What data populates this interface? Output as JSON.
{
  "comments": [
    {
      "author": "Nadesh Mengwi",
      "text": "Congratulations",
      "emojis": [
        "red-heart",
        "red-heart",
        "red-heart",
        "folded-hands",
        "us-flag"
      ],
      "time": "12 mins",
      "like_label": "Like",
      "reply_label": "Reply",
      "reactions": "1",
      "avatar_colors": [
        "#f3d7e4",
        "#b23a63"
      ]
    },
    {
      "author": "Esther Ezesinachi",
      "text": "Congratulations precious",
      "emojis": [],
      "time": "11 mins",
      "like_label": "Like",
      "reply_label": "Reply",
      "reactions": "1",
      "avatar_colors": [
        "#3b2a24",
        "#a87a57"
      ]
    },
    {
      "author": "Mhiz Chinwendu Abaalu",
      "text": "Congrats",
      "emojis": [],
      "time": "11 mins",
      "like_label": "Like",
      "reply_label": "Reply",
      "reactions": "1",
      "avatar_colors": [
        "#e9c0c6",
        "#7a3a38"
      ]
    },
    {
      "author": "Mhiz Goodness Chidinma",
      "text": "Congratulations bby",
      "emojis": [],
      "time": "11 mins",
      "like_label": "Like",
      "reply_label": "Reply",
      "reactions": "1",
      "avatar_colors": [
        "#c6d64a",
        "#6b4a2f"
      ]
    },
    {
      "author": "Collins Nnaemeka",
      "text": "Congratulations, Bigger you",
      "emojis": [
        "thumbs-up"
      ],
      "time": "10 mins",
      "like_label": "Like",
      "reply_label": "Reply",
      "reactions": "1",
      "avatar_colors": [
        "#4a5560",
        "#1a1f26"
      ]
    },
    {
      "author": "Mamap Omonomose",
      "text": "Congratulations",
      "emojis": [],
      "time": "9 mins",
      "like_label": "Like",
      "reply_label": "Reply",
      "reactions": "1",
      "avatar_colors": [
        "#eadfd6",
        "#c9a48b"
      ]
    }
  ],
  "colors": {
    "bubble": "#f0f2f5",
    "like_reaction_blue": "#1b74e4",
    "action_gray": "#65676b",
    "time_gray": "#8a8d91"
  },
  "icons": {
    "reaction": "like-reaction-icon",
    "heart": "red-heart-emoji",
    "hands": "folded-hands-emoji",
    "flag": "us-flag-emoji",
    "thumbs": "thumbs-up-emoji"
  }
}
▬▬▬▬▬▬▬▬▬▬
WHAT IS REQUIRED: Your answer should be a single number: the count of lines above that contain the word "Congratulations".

RESULT FOR THIS EXERCISE: 5